Greek 111: Beginning Greek I/SSNT 401: New Testament Greek 

MWF 11:30-12:25, Quad 353, Krista Osmundson 

This is the first course in a two-course sequence designed to enable students to read ancient Greek, including both Attic and Koine dialects. Over the course of the year we will learn the principle elements of Greek grammar, syntax, and vocabulary. Students also will have an opportunity to read the New Testament in its original Greek text and to develop and understanding of the historical and theological perspectives that shaped it. No prerequisite. 

 

Greek 341: Homer and Epic Poetry 

MWF 11:30-12:25, Quad 254, Scott Richardson 

A detailed analysis of the Odyssey or the Iliad; the entire work in translation, selected readings in the original. The oral epic and Homer's influence on Greek morality, culture, and literature. 

 

In Latin: 

Latin 112: Introduction to Latin II/Languages 402: Reading Latin II 

MWF 9:10-10:05, Quad 254, Scott Richardson 

The elements of classical Latin, its grammatical structure and forms, with a basic vocabulary. Development of reading skill through a varied selection of ancient texts in prose and verse. 

 

Latin 327E: Jews and Christians in the Roman World [BE, HU, HE, Encounter Justice] 

MWF 12:40-1:35, Quad 247, Jason Schlude 

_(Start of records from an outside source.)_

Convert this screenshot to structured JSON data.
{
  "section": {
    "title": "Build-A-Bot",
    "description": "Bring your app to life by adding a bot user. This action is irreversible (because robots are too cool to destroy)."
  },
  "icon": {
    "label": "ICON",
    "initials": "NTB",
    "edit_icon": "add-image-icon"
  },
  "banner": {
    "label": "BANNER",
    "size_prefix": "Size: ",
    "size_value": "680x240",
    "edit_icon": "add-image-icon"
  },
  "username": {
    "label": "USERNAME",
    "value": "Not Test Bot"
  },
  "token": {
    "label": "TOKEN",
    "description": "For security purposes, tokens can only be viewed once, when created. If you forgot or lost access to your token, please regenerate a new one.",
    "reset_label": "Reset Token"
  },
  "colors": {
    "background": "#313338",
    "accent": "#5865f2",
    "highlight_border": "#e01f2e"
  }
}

Jews and Christians produced some of the most creative and controversial ideas in the Roman world. Such ideas and their social, cultural, and political consequences have come down to us in a variety of languages, including Latin. In this course, we use Latin literature to investigate the diversity of these ideas, consider how they fit into Jewish, Christian, and Roman cultural contexts, and seek to explain why these groups experienced exclusion and inclusion. How is it that Christianity, a Near Eastern religion growing out of Judaism, started as a practice reviled by many and leading to martyrdom only to enjoy the patronage and power of Roman emperors and become the dominant religion in the Mediterranean? It was not an inevitable development. We will explore this unlikely and shocking story through reading and discussing selected Latin passages. Possible sources include the Vulgate, Tacitus, Pliny, the Passion of Perpetua, Lactantius, Ammianus Marcellinus, Augustine, and/or the Rule of Saint Benedict.